“The King and Queen towers are Atlanta icons, and we are investing in significant improvements that further increase their stature in the market,” says Carl R. Kuehner III, the chairman of Building and Land Technology. “Our goal is to create the finest office environment in Atlanta.”
THE BUCKHEAD AREA OFFERS MANY OTHER ARCHITECTURAL TREASURES, INCLUDING THE FOLLOWING.
ATLANTA INTERNATIONAL SCHOOL
2890 N. Fulton Dr. N.E., Atlanta 30305

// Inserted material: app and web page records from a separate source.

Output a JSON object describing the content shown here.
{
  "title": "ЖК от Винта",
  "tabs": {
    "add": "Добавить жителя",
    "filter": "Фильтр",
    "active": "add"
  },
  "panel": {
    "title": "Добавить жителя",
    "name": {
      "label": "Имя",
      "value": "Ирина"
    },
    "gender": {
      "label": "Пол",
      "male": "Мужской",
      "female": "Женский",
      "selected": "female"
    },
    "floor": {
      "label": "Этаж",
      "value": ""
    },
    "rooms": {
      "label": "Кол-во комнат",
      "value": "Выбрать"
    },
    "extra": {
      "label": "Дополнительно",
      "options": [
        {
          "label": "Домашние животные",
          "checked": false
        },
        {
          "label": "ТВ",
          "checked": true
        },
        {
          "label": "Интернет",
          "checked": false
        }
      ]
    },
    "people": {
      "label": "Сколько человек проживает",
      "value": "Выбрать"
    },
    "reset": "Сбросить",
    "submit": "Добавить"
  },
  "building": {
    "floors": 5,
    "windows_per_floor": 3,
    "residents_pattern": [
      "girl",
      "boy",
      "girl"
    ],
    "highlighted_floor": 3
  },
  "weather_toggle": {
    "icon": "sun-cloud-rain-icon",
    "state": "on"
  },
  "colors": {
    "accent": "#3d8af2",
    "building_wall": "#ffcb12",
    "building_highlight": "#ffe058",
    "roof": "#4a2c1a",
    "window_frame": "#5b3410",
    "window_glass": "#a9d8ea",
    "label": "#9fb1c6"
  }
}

Designed by renowned Atlanta architect Philip Trammell Shutze, this Georgian-style brick building opened in the 1920s as North Fulton High School and has been the private school’s home since 1995. Architectural Digest recognized it as Georgia’s most beautiful private school in 2018. “It’s truly a privilege to work and study in such a beautiful and historic campus. It’s not something you take for granted,” says school headmaster Kevin Glass. “There’s not a single day when it fails to lift the soul.”
269 Buckhead Ave. N.E., Atlanta 30305
In 1989, Atlanta-based Mack Scogin Merrill Elam Architects designed this avantgarde library building, which is currently undergoing a $2.7 million renovation. Its Deconstructivist style features structural steel, odd shapes and angles, and wings rising above the sidewalk. The un-library look represents a rupture between the past and future and between urban decay and suburban sprawl.
1 Galambos Way, Sandy Springs 30328
The Selig/Carter-built city center for Sandy Springs combines housing, retail and offices with green space, fountains and a glass-and-metal centerpiece that contains a theater and City Hall. “We had hoped City Springs would serve as a gathering spot. What we see a year later far surpasses that expectation,” says Sandy Springs mayor Rusty Paul. “There is an energy here, drawn from the meetings and events, as well as the everyday opportunity for neighbors just to meet up with other neighbors. Like the water fountains surrounding the property, City Springs is an ever-changing myriad of molecules continually taking shape.”
CONGREGATION OR VESHALOM
1681 N. Druid Hills Rd. N.E., Atlanta 30319
This Sephardic synagogue, founded in 1914 by Jewish families from Rhodes, features an appropriate Moorish style, highlighted by the distinctive rotunda and arches outside and the spiral columns inside. The peaked ceiling, woodwork and stained glass in the sanctuary are awe-inspiring elements of the structure, which was designed by Atlanta architects Warren Epstein and Benjamin Hirsch in 1971 and renovated at least twice since.
391 West Paces Ferry Rd. N.W., Atlanta 30305
Georgia architect A. Thomas Bradbury designed the threestory, red-brick Greek Revival mansion, which was built in 1967. Despite its 30 Doric columns made from California redwoods, the building is no White House, but it comes alive each December with holiday decorations.
130 West Paces Ferry Rd. N.W., Atlanta 30305 Built for the Inman family in 1928 and now part of the Atlanta History Center, the Second Renaissance Revival-style house and its gardens represent the peak of local architect Philip Trammell Shutze’s residential work. The entrance facing Andrews Drive is straight out of Italy, while the opposite facade features a four-column portico of the English Palladian style. Bird motifs inside give the house its name.
801 West Paces Ferry Rd. N.W., Atlanta 30327
Also known as Hollywood, Twin Oaks and Newcastle, this still-private home dating to 1912 is the only known Georgia building designed by international architect George Oakley Totten Jr. The twostory Italian Renaissance-style structure, which has been on the National Register of Historic Places since 1988, was inspired by Rome’s Villa Medici and features a red-tile roof, stuccoed brick and a Palladian-style entrance. Totten is best known for his work in Washington, D.C., where he may have drawn the attention of Villa Lamar’s original owner, William Lamar, a congressman from 1903 to 1909.